Horrible as the Nihilanth may have seemed, there was another thing more awful still which tormented it.

The Vortigaunts were not enslaved, except in the broadest sense. They did their duty out of devotion, and whatever befell the Nihilanth they accepted gratefully. It had been so always, in their collective memory; but the Nihilanth could still dimly recall a time when it had not been so, a distant age when it had not yet gathered so many entities around itself and made them necessary to its existence, forming a complex colonial organism which was sentient and malevolent in all of its parts.

There are numerous stories of humanity on the edge of reaching the stars—a small-minded and predatory race, more dangerous to others than even to itself, on the verge of extending their reach throughout infinity. Usually the technology that they are about to discover is that which makes space flight possible, faster than light travel. In Half-Life, the technology is teleportation.


Teleportation has been mastered by a chain of superintelligent (compared to us) aliens. Mainly, they use it to exploit and enslave the races they encounter; their exploitation may be open or it may be extremely covert, involving political manipulation of the worlds they control.
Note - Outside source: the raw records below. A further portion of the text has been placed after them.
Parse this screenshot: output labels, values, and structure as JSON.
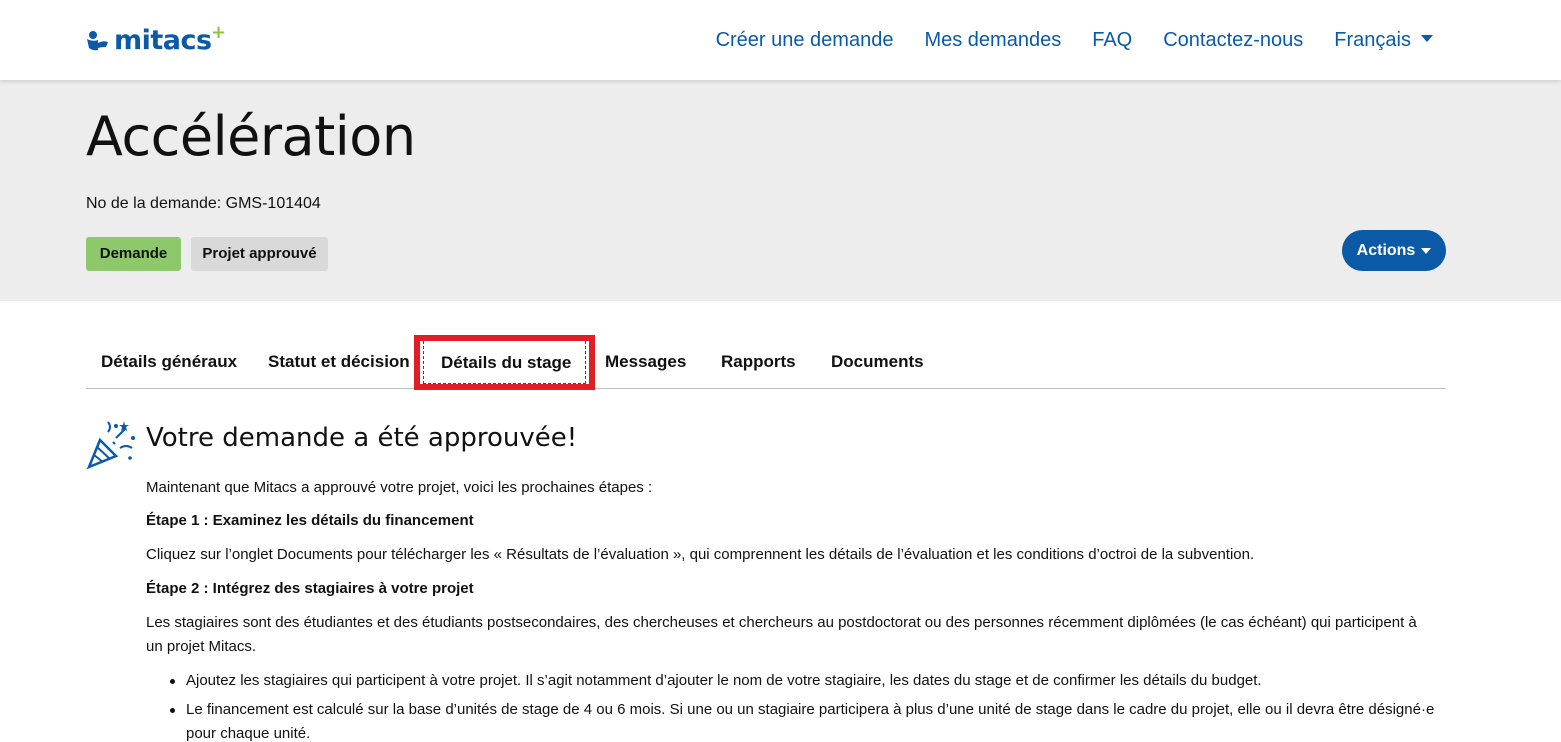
{
  "header": {
    "logo_text": "mitacs",
    "logo_plus": "+",
    "nav": [
      "Créer une demande",
      "Mes demandes",
      "FAQ",
      "Contactez-nous",
      "Français"
    ],
    "brand_color": "#0a5aa8"
  },
  "banner": {
    "title": "Accélération",
    "request_number": "No de la demande: GMS-101404",
    "badges": [
      "Demande",
      "Projet approuvé"
    ],
    "actions_label": "Actions"
  },
  "tabs": [
    "Détails généraux",
    "Statut et décision",
    "Détails du stage",
    "Messages",
    "Rapports",
    "Documents"
  ],
  "active_tab": "Détails du stage",
  "content": {
    "title": "Votre demande a été approuvée!",
    "intro": "Maintenant que Mitacs a approuvé votre projet, voici les prochaines étapes :",
    "step1_heading": "Étape 1 : Examinez les détails du financement",
    "step1_text": "Cliquez sur l’onglet Documents pour télécharger les « Résultats de l’évaluation », qui comprennent les détails de l’évaluation et les conditions d’octroi de la subvention.",
    "step2_heading": "Étape 2 : Intégrez des stagiaires à votre projet",
    "step2_text_line1": "Les stagiaires sont des étudiantes et des étudiants postsecondaires, des chercheuses et chercheurs au postdoctorat ou des personnes récemment diplômées (le cas échéant) qui participent à",
    "step2_text_line2": "un projet Mitacs.",
    "bullets": [
      "Ajoutez les stagiaires qui participent à votre projet. Il s’agit notamment d’ajouter le nom de votre stagiaire, les dates du stage et de confirmer les détails du budget.",
      "Le financement est calculé sur la base d’unités de stage de 4 ou 6 mois. Si une ou un stagiaire participera à plus d’une unité de stage dans le cadre du projet, elle ou il devra être désigné·e pour chaque unité."
    ]
  }
}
It all depends on what they want out of the species they intend to dominate.

The civilizations which are potentially the most dangerous—and also the most useful—to them are those which have independently arrived at the creation of a teleport technology which could surpass their own...for as in all things, even advanced alien superscience is bound to become obsolete, and the drive for a more powerful technology is unending.
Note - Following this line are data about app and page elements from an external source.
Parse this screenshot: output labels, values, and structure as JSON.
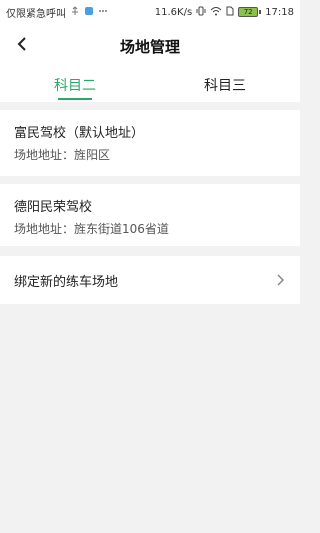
{
  "status_bar": {
    "carrier_text": "仅限紧急呼叫",
    "network_speed": "11.6K/s",
    "battery_level": "72",
    "time": "17:18"
  },
  "header": {
    "title": "场地管理"
  },
  "tabs": [
    {
      "label": "科目二",
      "active": true
    },
    {
      "label": "科目三",
      "active": false
    }
  ],
  "venues": [
    {
      "name": "富民驾校（默认地址）",
      "address_label": "场地地址：",
      "address": "旌阳区"
    },
    {
      "name": "德阳民荣驾校",
      "address_label": "场地地址：",
      "address": "旌东街道106省道"
    }
  ],
  "bind_row": {
    "label": "绑定新的练车场地"
  },
  "colors": {
    "accent": "#2aa868",
    "background": "#f2f2f2"
  }
}
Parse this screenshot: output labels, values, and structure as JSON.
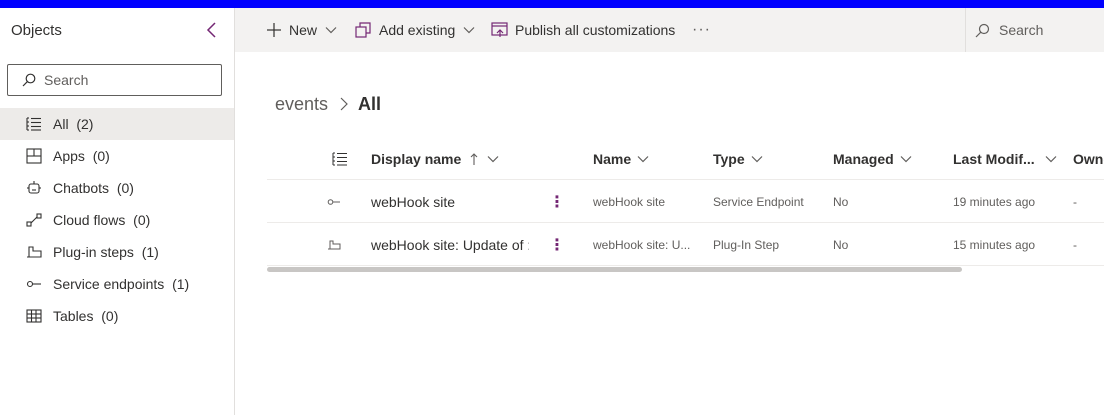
{
  "left_pane": {
    "title": "Objects",
    "search_placeholder": "Search",
    "items": [
      {
        "label": "All",
        "count": "(2)",
        "icon": "list-icon",
        "active": true
      },
      {
        "label": "Apps",
        "count": "(0)",
        "icon": "apps-icon"
      },
      {
        "label": "Chatbots",
        "count": "(0)",
        "icon": "chatbot-icon"
      },
      {
        "label": "Cloud flows",
        "count": "(0)",
        "icon": "flow-icon"
      },
      {
        "label": "Plug-in steps",
        "count": "(1)",
        "icon": "plugin-step-icon"
      },
      {
        "label": "Service endpoints",
        "count": "(1)",
        "icon": "service-endpoint-icon"
      },
      {
        "label": "Tables",
        "count": "(0)",
        "icon": "table-icon"
      }
    ]
  },
  "command_bar": {
    "new_label": "New",
    "add_existing_label": "Add existing",
    "publish_label": "Publish all customizations",
    "more_label": "···",
    "search_label": "Search"
  },
  "breadcrumb": {
    "parent": "events",
    "current": "All"
  },
  "grid": {
    "columns": {
      "display_name": "Display name",
      "name": "Name",
      "type": "Type",
      "managed": "Managed",
      "last_modified": "Last Modif...",
      "owner": "Owne"
    },
    "rows": [
      {
        "icon": "service-endpoint-icon",
        "display_name": "webHook site",
        "name": "webHook site",
        "type": "Service Endpoint",
        "managed": "No",
        "last_modified": "19 minutes ago",
        "owner": "-"
      },
      {
        "icon": "plugin-step-icon",
        "display_name": "webHook site: Update of :",
        "name": "webHook site: U...",
        "type": "Plug-In Step",
        "managed": "No",
        "last_modified": "15 minutes ago",
        "owner": "-"
      }
    ],
    "more_glyph": "⋮"
  },
  "colors": {
    "accent": "#742774",
    "top_bar": "#0000ff",
    "command_bar_bg": "#f3f2f1",
    "active_nav_bg": "#edebe9"
  }
}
Earth is at exactly this point. We made a few strong experimental forays into the science of teleportation, began to discover the practical underpinnings of the art, and then succeeded against our wildest dreams—stumbling into a weird dimension whose properties defied our understanding of natural law. Nor were we alone in this realm, which we named Xen—for that which is forever alien and inexplicable.

Xen proved to be a meeting place, a point where universes collided and hung in endless freefall, the elements of countless worlds intermingled. No sooner had we begun to explore Xen—with particular attention to its wealth of natural resources with unknown properties—than we found ourselves the object of unwanted inspection. Members of the survey team were collected in a cold and systematic manner, much as we gathered living specimens of alien wildlife. Realizing our precarious situation, we shut the portal completely, stranding the last members of the survey team and forcing them to survive alone in Xen.
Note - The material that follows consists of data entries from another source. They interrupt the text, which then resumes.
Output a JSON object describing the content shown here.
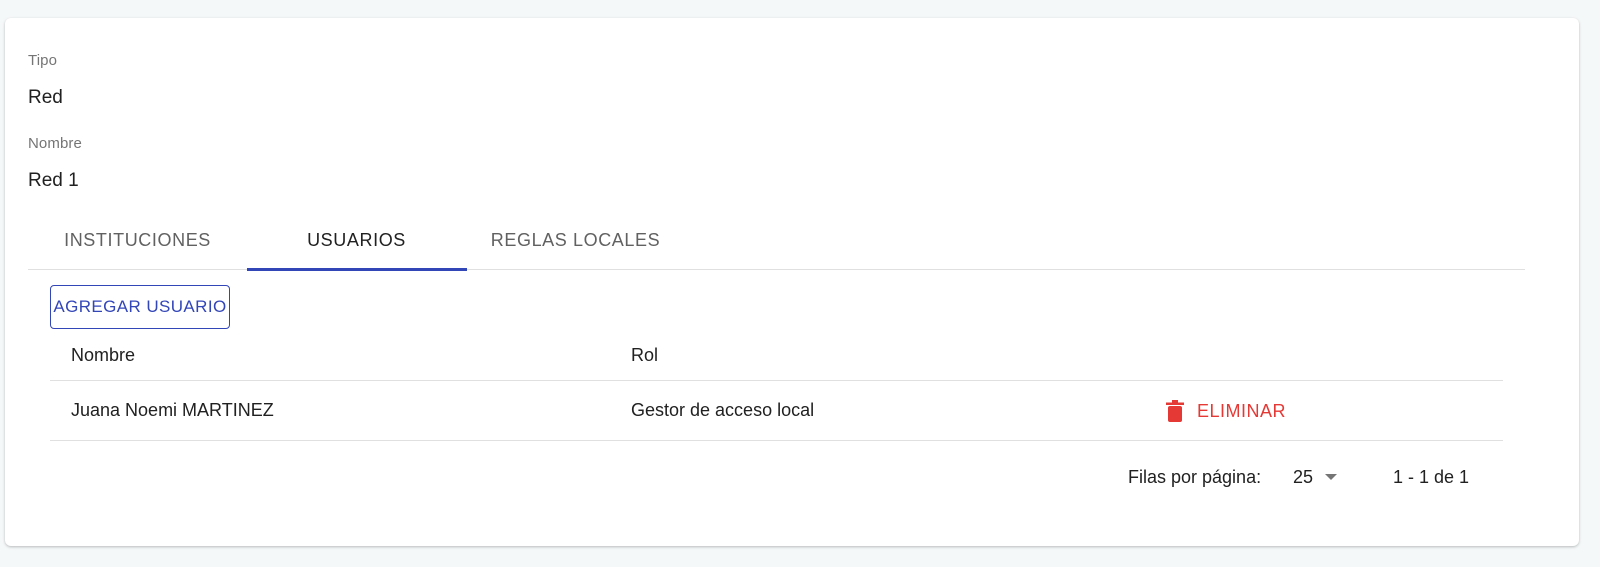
{
  "details": {
    "type_label": "Tipo",
    "type_value": "Red",
    "name_label": "Nombre",
    "name_value": "Red 1"
  },
  "tabs": [
    {
      "label": "INSTITUCIONES",
      "active": false
    },
    {
      "label": "USUARIOS",
      "active": true
    },
    {
      "label": "REGLAS LOCALES",
      "active": false
    }
  ],
  "toolbar": {
    "add_user_label": "AGREGAR USUARIO"
  },
  "table": {
    "headers": [
      "Nombre",
      "Rol"
    ],
    "rows": [
      {
        "name": "Juana Noemi MARTINEZ",
        "role": "Gestor de acceso local",
        "action_label": "ELIMINAR",
        "action_icon": "trash-icon"
      }
    ]
  },
  "pagination": {
    "rows_per_page_label": "Filas por página:",
    "rows_per_page_value": "25",
    "range_label": "1 - 1 de 1"
  },
  "colors": {
    "accent": "#3346b8",
    "danger": "#e53935",
    "background": "#f5f8f9"
  }
}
But shutting our gate was not enough, for now the predators of Xen had traced our signal—found our location. And come looking for us.

The only hope seemed to be to find their portal and close that down from Xen itself; but we had lost contact with the survey team, and there was no one willing to cross over until Gordon Freeman reached the lambda portal. Eventually he reached the portal and killed the Nihilanth, which held the portal in existence by a concentrated effort of thought. But there was a deeper mystery awaiting him on his return to earth.

We had been pointed to Xen, all our efforts aimed there. Rather than a random fumbling through the white noise of possible cosmos which the teleport might have reached, we had settled almost immediately on Xen. The cause of this was a certain element, found in Xen, which had been made part of the portal’s tuning mechanism. It was introduced into the portal research with the pedigree of a man-made compound, something created in a separate secret research facility, but actually it was imported to Earth by a devious route, involving several of the aforementioned superintelligent alien races. By steering us to Xen, they immediately forced a confrontation with a troublesome race which would either annihilate us or force us to show our mettle. If the former were the case, then they were rid of a pest. If the latter, then they would further shroud their presence in secrecy and work their manipulations deeper into the fabric of our society, in hopes of harnessing us from within.

The G-Man is [REDACTED].

Teleportation is only the first of many new empowerments for humanity. Greater surprises await us as we begin to plumb the depths of the universe, finding in Xen the gateways to all the other worlds. For Xen is the waystation, essential to all travel that takes us out of this universe and into the next. Whoever controls Xen, controls all the worlds. And the battle for Xen is just beginning...It will rage on Earth, it will rage on Xen, it will consume entire realities before it ends.

Beware! Yours may be one of them.